Place the rice in a pot or stove-top rice cooker and fill with cold water. Agitate the grains with your hands, draining away the starchy water. Repeat this until the water runs almost clear. Pour in the dashi that you made earlier, along with the saké and remaining soy sauce. Stir to combine.
Lay the mushrooms on top of the rice and leave to soak for 30 minutes before turning on the heat. This helps the rice to stick together, perfect for onigiri. Bring to the boil over high heat. Reduce heat to low and cover. Cook until all water has been absorbed (approximately 10–15 minutes) and remove from heat. Leave covered for a further five minutes to allow the rice to finish absorbing any excess moisture.
Allow to cool slightly then stir through the spring onions and season to taste with salt. Once the rice is cool enough to handle, you can begin to shape your onigiri.
To shape the onigiri, wet your hands with cold water, then coat your hands with a pinch of salt. Take a large spoonful of rice and place in the palm of your hand. Cup your hands slightly and use one hand to rotate the onigiri and the other to cup it until you have a firm triangle. Try and work fast to avoid the rice sticking to your hand – if this does happen, you can dip your hand in water again. Sprinkle each onigiri with a small pinch of sesame seeds and serve warm or at room temperature.
Thank you to our slow food local hero Julia Busuttil Nishimura for sharing her recipes for Japan’s favourite lunch snack.

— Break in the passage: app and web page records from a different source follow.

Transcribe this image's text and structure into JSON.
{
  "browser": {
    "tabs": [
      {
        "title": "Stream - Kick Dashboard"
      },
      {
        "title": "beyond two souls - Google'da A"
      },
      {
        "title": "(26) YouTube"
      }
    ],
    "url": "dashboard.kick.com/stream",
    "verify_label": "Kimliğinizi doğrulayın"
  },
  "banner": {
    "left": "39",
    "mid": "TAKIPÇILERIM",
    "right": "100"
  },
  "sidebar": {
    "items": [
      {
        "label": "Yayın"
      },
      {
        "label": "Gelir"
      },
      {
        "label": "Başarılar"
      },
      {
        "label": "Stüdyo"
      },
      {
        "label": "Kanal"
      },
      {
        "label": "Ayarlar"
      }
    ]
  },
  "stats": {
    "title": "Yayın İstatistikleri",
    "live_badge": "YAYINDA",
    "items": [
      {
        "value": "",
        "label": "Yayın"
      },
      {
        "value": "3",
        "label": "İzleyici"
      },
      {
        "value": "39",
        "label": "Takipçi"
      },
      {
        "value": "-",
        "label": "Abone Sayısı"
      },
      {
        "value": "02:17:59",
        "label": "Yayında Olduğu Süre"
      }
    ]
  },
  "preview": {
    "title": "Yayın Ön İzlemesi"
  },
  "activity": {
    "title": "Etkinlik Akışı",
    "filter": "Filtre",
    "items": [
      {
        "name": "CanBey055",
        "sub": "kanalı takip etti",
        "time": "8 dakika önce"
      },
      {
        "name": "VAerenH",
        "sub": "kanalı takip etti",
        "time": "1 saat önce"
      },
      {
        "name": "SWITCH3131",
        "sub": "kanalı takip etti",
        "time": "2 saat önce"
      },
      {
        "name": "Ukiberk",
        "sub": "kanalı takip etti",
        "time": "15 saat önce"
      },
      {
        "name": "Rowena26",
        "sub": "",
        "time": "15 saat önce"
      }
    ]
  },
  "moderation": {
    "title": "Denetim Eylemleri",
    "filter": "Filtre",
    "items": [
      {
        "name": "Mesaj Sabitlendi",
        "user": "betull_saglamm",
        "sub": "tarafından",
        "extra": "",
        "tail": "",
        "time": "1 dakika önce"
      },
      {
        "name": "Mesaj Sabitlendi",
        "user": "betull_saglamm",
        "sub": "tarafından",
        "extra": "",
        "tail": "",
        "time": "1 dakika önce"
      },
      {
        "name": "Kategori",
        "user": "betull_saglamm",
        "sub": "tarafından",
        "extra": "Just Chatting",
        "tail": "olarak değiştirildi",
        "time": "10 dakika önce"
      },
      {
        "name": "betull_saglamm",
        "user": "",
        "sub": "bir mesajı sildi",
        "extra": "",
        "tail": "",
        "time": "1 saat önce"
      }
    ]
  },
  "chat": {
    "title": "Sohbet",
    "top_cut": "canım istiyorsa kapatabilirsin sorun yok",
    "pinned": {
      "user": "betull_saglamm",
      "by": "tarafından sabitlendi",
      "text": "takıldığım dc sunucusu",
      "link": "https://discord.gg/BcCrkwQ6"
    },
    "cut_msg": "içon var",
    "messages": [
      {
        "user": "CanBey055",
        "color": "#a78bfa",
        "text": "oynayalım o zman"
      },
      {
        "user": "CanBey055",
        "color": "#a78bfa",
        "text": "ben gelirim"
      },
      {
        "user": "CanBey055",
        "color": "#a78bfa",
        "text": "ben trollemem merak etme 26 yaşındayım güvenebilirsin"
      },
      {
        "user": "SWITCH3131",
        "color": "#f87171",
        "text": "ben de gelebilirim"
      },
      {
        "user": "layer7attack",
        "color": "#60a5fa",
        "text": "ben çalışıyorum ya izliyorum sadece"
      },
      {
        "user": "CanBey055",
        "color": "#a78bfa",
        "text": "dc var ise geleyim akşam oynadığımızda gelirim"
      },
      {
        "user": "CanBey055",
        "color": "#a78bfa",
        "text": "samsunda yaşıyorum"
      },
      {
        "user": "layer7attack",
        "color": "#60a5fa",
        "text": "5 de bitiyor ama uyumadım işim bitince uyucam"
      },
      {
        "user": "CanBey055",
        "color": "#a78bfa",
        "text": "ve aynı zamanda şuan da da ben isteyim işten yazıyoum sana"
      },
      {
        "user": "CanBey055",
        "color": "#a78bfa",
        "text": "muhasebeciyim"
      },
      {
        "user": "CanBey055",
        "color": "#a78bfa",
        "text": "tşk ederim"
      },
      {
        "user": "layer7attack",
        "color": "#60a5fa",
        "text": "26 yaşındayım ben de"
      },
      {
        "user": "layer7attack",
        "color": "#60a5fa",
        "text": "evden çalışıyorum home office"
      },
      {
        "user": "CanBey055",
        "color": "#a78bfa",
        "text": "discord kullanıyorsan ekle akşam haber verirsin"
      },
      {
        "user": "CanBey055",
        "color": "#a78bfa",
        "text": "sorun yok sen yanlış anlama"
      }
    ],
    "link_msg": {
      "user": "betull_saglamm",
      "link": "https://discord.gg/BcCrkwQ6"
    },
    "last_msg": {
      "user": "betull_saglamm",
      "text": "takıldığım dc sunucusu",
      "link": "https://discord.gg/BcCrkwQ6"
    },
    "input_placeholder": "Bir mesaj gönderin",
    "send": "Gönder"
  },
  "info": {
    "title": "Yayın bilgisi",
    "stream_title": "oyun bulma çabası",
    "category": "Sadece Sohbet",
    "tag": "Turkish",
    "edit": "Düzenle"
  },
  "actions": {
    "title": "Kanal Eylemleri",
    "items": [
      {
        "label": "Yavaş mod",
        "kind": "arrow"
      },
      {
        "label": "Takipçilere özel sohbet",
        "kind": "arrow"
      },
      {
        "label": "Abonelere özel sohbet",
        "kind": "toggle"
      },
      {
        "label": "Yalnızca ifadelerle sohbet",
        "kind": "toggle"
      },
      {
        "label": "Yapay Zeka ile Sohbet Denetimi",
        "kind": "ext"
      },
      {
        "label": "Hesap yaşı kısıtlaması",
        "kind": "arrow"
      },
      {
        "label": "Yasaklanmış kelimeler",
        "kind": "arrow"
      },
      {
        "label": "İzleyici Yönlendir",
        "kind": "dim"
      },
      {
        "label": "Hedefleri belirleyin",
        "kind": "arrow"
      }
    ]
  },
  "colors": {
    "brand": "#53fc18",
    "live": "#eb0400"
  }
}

Julia calls her style of cooking “food for living and sharing” and you can find more every day deliciousness in her debut cookbook Ostro, which Nigella Lawson calls “real food and life-enhancing.”